▸ What you have to do: Return all lines of the records that contain the word "header".

════════════════

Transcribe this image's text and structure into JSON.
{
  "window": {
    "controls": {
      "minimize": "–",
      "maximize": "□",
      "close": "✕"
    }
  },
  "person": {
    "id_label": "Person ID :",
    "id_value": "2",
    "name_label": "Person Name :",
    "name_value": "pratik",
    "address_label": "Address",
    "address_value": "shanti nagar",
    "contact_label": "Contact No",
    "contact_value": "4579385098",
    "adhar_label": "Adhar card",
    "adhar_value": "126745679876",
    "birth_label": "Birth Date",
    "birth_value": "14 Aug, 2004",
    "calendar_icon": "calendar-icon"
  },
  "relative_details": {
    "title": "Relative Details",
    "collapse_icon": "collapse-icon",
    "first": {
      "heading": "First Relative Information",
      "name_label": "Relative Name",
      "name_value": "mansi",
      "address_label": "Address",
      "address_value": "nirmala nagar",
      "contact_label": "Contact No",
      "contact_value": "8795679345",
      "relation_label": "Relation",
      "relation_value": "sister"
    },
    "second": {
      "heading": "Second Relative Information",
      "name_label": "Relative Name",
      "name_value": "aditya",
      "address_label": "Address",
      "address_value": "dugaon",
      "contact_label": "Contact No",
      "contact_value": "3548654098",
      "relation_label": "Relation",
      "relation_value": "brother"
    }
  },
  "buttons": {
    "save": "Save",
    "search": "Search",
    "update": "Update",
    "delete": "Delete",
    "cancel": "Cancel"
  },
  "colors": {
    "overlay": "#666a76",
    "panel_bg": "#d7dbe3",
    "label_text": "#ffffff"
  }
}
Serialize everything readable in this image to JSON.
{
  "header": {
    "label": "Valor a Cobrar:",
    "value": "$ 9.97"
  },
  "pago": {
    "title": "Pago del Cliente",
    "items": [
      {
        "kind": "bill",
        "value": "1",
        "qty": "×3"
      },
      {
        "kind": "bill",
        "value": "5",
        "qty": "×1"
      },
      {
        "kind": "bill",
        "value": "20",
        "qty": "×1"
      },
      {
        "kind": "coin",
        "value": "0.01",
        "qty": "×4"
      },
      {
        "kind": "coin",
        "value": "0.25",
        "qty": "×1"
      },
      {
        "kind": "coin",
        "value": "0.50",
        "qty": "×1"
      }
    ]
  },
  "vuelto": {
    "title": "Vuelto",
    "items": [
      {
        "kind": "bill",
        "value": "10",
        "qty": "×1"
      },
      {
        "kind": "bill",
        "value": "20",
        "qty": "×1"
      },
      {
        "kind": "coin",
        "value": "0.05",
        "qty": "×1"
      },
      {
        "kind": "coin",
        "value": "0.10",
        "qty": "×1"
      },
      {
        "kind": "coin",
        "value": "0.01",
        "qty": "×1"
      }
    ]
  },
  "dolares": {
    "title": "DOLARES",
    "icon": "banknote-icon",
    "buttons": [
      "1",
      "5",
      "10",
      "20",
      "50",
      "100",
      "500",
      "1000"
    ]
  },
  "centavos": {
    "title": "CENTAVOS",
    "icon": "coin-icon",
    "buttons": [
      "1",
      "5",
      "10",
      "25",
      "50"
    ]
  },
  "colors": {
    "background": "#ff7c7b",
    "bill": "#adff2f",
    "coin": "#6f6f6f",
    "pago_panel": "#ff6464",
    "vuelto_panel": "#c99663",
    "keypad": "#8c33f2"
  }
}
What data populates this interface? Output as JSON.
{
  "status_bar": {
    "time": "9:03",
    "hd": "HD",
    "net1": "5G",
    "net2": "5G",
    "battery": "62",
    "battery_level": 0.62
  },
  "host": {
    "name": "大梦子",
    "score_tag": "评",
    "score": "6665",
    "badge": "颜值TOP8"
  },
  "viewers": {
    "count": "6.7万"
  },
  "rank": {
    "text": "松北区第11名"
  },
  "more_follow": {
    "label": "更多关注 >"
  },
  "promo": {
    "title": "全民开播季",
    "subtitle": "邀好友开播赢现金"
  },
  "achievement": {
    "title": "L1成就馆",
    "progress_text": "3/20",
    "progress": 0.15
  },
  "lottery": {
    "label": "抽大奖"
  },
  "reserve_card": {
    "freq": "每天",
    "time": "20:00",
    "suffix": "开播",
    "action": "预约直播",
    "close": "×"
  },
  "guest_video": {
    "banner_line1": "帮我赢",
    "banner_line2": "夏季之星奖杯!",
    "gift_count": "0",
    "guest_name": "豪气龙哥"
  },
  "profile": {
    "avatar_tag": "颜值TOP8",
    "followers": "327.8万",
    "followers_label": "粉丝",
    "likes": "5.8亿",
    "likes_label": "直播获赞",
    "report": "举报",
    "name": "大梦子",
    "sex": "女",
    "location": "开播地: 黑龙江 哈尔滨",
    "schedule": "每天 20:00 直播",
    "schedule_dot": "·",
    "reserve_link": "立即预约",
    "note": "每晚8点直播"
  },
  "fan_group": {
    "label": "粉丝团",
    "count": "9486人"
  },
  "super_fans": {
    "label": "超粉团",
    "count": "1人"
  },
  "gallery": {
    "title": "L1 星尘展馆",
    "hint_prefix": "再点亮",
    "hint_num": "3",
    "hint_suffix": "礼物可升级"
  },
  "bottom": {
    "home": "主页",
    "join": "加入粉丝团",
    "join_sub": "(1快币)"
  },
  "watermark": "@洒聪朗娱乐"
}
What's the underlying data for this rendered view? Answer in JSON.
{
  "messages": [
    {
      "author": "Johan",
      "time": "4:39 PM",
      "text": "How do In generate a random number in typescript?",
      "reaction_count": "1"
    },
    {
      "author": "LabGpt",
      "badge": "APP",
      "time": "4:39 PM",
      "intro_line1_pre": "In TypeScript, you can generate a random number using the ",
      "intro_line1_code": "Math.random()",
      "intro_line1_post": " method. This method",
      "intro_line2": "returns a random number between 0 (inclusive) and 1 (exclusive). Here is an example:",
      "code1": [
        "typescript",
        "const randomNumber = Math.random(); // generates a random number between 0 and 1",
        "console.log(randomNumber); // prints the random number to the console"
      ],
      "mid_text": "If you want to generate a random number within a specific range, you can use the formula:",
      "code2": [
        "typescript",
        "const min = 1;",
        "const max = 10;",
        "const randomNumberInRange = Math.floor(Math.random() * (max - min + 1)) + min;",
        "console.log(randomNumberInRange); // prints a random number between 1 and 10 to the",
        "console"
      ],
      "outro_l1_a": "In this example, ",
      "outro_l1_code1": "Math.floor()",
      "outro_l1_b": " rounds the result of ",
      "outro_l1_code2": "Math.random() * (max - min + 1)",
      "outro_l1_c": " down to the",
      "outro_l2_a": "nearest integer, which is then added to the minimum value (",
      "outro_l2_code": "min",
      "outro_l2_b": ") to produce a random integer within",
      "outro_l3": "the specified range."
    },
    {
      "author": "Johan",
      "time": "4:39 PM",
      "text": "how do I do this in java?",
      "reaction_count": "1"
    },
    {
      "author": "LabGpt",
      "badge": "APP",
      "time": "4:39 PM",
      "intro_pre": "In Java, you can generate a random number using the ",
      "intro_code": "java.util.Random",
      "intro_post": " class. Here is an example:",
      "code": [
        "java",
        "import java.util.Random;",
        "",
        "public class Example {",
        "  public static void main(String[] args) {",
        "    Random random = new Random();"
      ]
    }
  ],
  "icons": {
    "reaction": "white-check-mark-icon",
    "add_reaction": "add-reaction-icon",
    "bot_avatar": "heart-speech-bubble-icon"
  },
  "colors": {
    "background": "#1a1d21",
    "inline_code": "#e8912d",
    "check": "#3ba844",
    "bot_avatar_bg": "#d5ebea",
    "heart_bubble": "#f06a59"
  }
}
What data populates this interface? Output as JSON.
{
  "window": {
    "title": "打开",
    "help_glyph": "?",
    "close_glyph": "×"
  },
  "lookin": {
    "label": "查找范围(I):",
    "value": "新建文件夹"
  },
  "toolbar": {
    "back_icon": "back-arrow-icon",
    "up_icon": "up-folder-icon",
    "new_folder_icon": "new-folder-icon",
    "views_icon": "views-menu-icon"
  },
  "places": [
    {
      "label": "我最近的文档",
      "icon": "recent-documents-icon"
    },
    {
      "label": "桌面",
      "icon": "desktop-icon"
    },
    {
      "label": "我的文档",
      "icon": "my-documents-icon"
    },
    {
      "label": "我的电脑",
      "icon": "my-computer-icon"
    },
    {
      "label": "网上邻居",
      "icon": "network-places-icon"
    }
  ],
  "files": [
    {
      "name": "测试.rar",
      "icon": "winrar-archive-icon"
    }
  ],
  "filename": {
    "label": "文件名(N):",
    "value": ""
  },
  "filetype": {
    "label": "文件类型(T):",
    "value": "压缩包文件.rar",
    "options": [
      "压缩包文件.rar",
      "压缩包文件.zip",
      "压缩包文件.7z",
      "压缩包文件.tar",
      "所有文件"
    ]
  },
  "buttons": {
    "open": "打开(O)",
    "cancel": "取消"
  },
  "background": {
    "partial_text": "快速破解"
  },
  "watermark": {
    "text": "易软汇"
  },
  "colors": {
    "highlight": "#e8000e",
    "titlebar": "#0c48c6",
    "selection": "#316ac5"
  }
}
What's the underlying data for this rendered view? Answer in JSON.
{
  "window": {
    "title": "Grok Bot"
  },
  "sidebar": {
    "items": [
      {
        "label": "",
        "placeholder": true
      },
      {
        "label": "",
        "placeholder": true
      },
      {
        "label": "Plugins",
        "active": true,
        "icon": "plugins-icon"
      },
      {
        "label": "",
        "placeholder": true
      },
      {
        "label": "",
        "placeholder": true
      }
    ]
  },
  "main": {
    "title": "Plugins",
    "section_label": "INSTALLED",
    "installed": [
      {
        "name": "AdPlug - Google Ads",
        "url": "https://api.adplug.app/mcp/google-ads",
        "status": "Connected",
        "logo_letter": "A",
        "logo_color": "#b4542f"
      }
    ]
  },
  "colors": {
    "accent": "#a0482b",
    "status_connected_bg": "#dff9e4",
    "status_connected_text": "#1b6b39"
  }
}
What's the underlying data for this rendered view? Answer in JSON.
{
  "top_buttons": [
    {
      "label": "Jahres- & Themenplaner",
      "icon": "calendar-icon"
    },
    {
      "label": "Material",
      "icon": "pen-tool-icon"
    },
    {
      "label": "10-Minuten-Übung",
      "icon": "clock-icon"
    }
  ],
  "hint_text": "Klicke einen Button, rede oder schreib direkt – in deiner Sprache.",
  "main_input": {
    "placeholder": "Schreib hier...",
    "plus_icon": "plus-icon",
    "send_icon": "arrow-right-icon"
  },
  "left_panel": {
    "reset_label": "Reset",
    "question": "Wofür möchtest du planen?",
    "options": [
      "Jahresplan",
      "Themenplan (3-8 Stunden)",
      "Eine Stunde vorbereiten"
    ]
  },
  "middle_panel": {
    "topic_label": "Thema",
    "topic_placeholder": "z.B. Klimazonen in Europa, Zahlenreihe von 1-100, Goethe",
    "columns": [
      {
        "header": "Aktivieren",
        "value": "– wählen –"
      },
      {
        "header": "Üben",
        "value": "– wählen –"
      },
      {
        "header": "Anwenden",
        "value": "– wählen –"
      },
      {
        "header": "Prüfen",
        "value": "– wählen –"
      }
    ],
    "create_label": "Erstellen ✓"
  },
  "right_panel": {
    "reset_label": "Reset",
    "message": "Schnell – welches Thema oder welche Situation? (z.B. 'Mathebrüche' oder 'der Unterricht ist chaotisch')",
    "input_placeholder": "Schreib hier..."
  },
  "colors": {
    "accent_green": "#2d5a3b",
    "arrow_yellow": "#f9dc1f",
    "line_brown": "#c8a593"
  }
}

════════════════

▸ Response to this exercise:
  "header": {
        "header": "Aktivieren",
        "header": "Üben",
        "header": "Anwenden",
        "header": "Prüfen",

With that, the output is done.